Be true to yourself.
Nobody can tell you who you are.
I am who I am.
I’ve just got to be authentic to me
These are all commonly used phrases and deeply held social convictions that stir all around us. As with most lies, these statements are partly true, making them enticing but dangerous to believe.
One of the things that I love most about my pastor is his willingness to be authentic. During any sermon you can tell that the topic he is addressing isn't just something for the audience to hear, but something he has wrestled with, and he has allowed God to work on in his own heart and character. I love this about him and we should all strive to be authentic. But we must also make sure we are clear when we use the word authentic. Our culture has redefined “authentic” to mean, “doing whatever makes us feel good as long as it doesn’t go against our personal convictions.” My pastor has demonstrated the real definition of authentic: being honest and genuine, allowing God to challenge and change him. This is how true authenticity should be approached. You see my pastor isn’t interested in an “authenticity” that allows him to do whatever makes him feel good. He constantly demonstrates that his highest authority is God, not the authentic self the world promotes.
The world, on the other hand, has sold us an authentic self, devoid of God. When we buy into the world's description of the authentic self we are promised freedom and joy, but delivered relativity and hopelessness. When we live authentically to who God says we are, we are promised freedom and joy and though it is delivered through struggle and faith, this promise does not disappoint. This is because it is an authenticity set in a foundation of truth.
Without Christ, the authentic self is simply scary moral relativity. How can anyone argue that what you do is wrong, if you are just being true to yourself? With this view there can be no rebuke to anyone doing anything socially questionable or grotesque, as long as they can explain it as being “true to themselves.” So instead of telling people they can’t or shouldn’t do anything-- we must ask the question, “Are you being authentically you?” If the answer is, “yes,” however gross the action is, it must be celebrated. This is animalistic anarchy at worst, and philosophical idiocracy at best.
With Christ, this moral relativity gets demolished because we understand the authentic self is only true if it is rooted in the correct view of who we are in Christ. This is where our culture would argue that the Christian perspective is restrictive and oppressive. How you might ask? As Christians, we realize we start with sin. Since Adam sinned, sin entered the world, and we inherit that sin. We understand that there is, from our beginning, a problem: The authentic self is a sinner self. To the culture, this outlook on self is nothing more than a negative guise used for the Church to place a false guilt on people. As Christians we know nothing could be further from the truth. It is sin that is oppressive, and it is Christ who offers the freedom from the false authentic self to live “life to the fullest.” Our first act of accepting Christ is being authentic to God and offering ourselves, with our sin and all, to God, to wash us clean by the sacrifice of Christ.
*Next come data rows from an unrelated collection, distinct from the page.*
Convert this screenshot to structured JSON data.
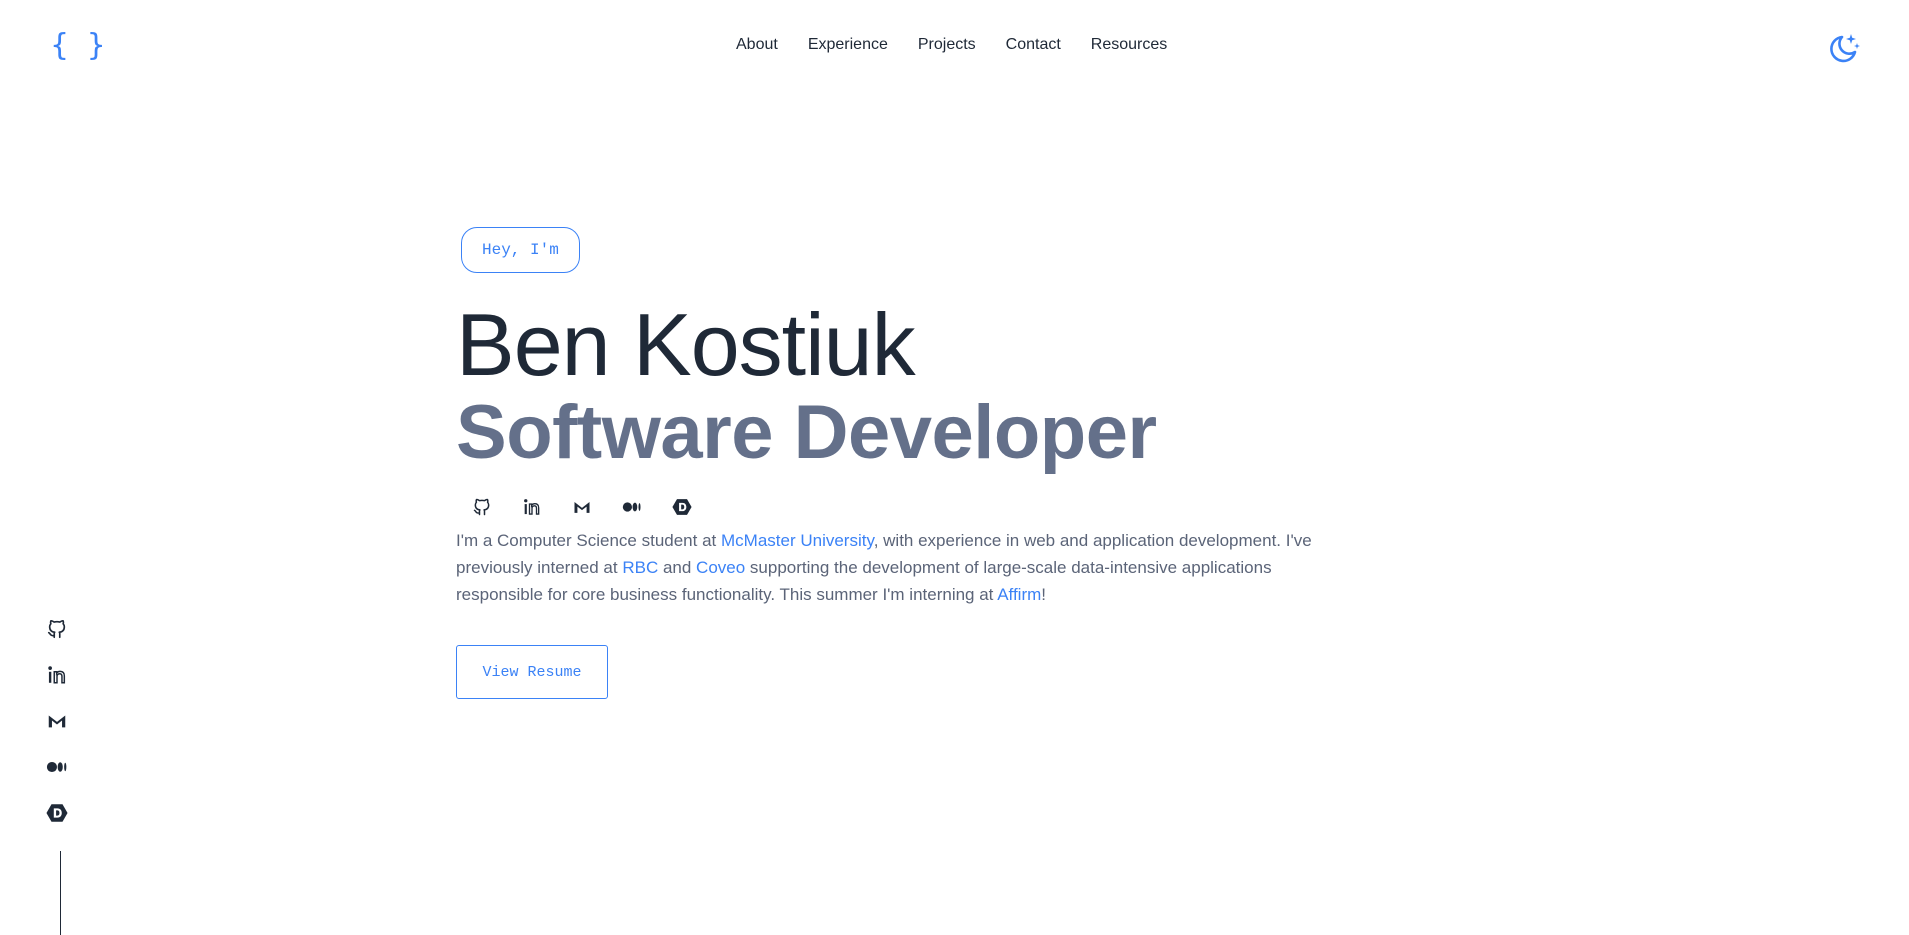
{
  "logo": {
    "text": "{ }"
  },
  "nav": {
    "items": [
      "About",
      "Experience",
      "Projects",
      "Contact",
      "Resources"
    ]
  },
  "theme_toggle": {
    "icon": "moon-stars-icon"
  },
  "social": {
    "icons": [
      "github-icon",
      "linkedin-icon",
      "gmail-icon",
      "medium-icon",
      "devpost-icon"
    ]
  },
  "hero": {
    "greeting": "Hey, I'm",
    "name": "Ben Kostiuk",
    "role": "Software Developer",
    "intro": {
      "p1": "I'm a Computer Science student at ",
      "link1": "McMaster University",
      "p2": ", with experience in web and application development. I've previously interned at ",
      "link2": "RBC",
      "p3": " and ",
      "link3": "Coveo",
      "p4": " supporting the development of large-scale data-intensive applications responsible for core business functionality. This summer I'm interning at ",
      "link4": "Affirm",
      "p5": "!"
    },
    "resume_button": "View Resume"
  },
  "colors": {
    "accent": "#3b82f6",
    "text": "#1f2937",
    "muted": "#64708a"
  }
}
Yes “just be yourself” sounds so good, and talking about sin in our lives seems oppressive, but don’t buy into that. The world's solution to the pain and sin is "just be you," but this is not a solution to the problem. It’s like wanting to get healthy, but not liking exercise. So what do you do? You buy the infomercial product that promises great results without doing anything. Yeah it sounds great, but when you look at the reviews and try it out for yourself, you realize its offers fall far short of what is promised. You’ve got to do the real thing to get the real results.
The real thing to finding your authentic self, is placing your faith in Christ... and the real result is a more authentic you than you ever imagined- authentically rooted in God.